A primary care trust has been forced to review its plans to centralise specialist gastrointestinal cancer services after what is believed to be an unprecedented intervention by the Department of Health.

National cancer director Mike Richards "strongly advised" that Cornwall and Isles of Scilly PCT should undertake an urgent review of the upper gastrointestinal service at Royal Cornwall Hospitals trust, to inform its reconfiguration plans.

The PCT wants to centralise the service at Derriford Hospital in Plymouth, in line with the DH's guidance on improving outcomes commissioning.

The guidance recommends centres cover catchment areas of 1-2 million to ensure staff skills and good patient outcomes are maintained. The minimum acceptable population size for sparsely populated areas is 500,000. The Royal Cornwall serves a population of fewer than 400,000.

Patient outcomes

Patient groups argue that the service should not be moved because it would mean long distances for patients to travel and it has good outcomes - 84 per cent survival at one year.

Cornwall and Isles of Scilly PCT chief executive Ann James and Royal Cornwall Hospitals trust chief executive John Watkinson confirmed in a joint statement that Professor Richards had advised the review should take place. The cancer czar's intervention appeared to open the way for the PCT to diverge from the guidance. However, the review by two leading gastrointestinal surgeons, published this week, has concluded that the service at the Royal Cornwall was not sustainable and supported the centralisation.

Ms James said the review would "clarify" what had already been said by the PCT, she said. "We've always recognised the lower volume meant [the Royal Cornwall] would never get the outcomes that are expected now."

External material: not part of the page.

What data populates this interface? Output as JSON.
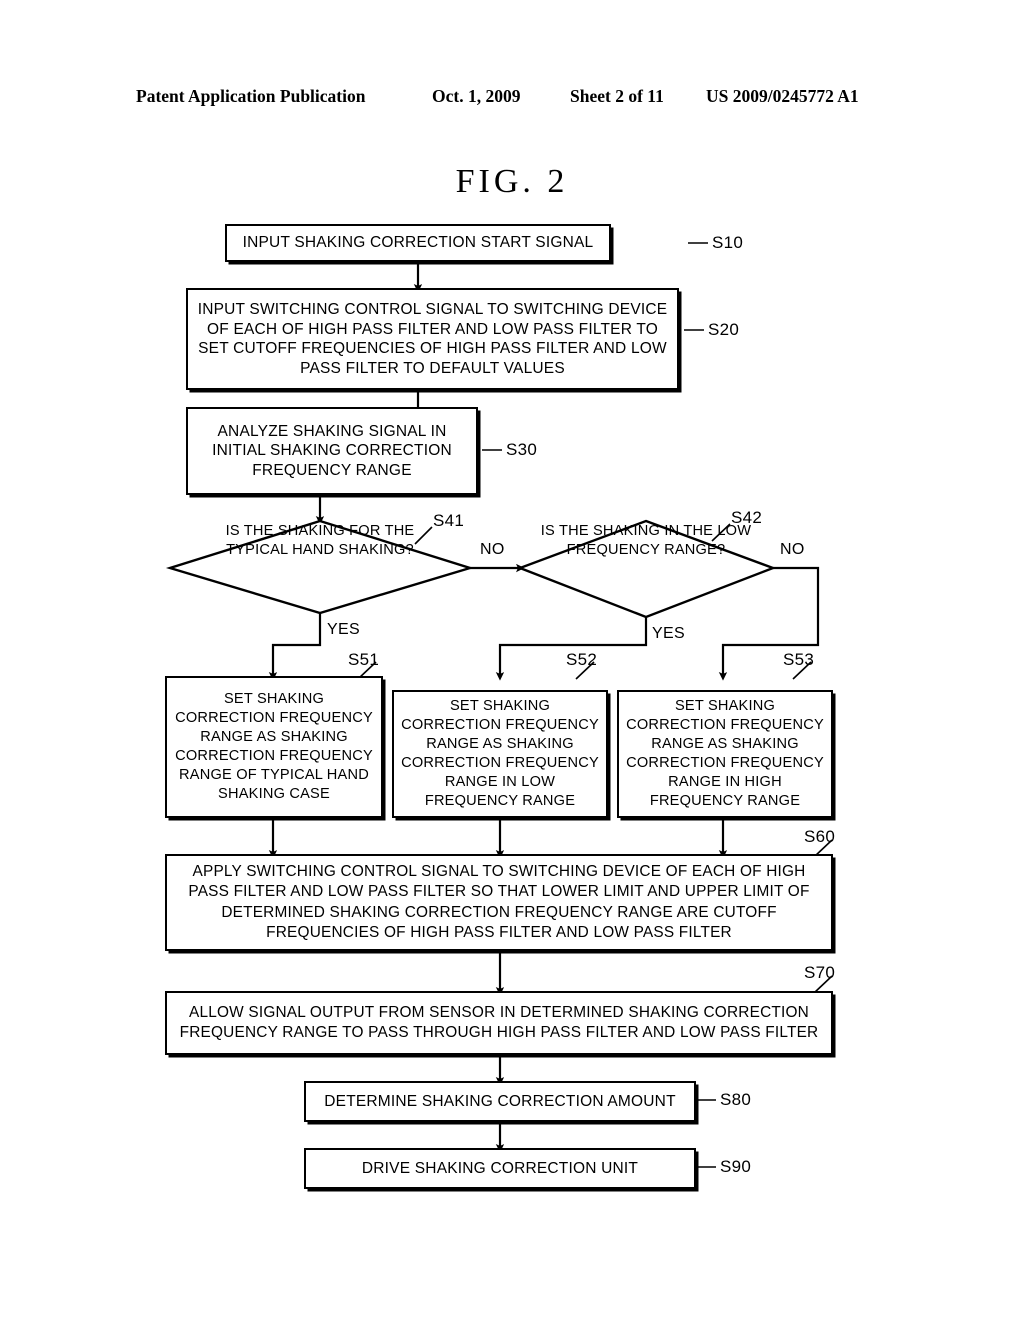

Ms James said Professor Richards had made the request because of the delay in completing the centralisation, which was planned for 2007. "Peer review is not unusual but this has clearly been triggered by concern that this has not been implemented."

She said the PCT now planned for similar reviews to be carried out of services at Derriford and at the Royal Devon and Exeter Hospital.

Knock-on effects

Rose Woodward, chair of Cornwall and Isles of Scilly cancer patient group, said loss of upper gastrointestinal cancer surgery from Cornwall would have a knock-on effect for other patient groups because of the skill set of the surgeons.

"Any operation that would involve opening up the chest cavity couldn't be carried out in our own county any more," she said. "Cornwall has specific problems of rurality and deprivation. These are recognised by every other government department except health."

The DH said the final decision on the services was the PCT's. A spokesperson said: "It is our policy that the local NHS decides the priorities for the provision of local health services."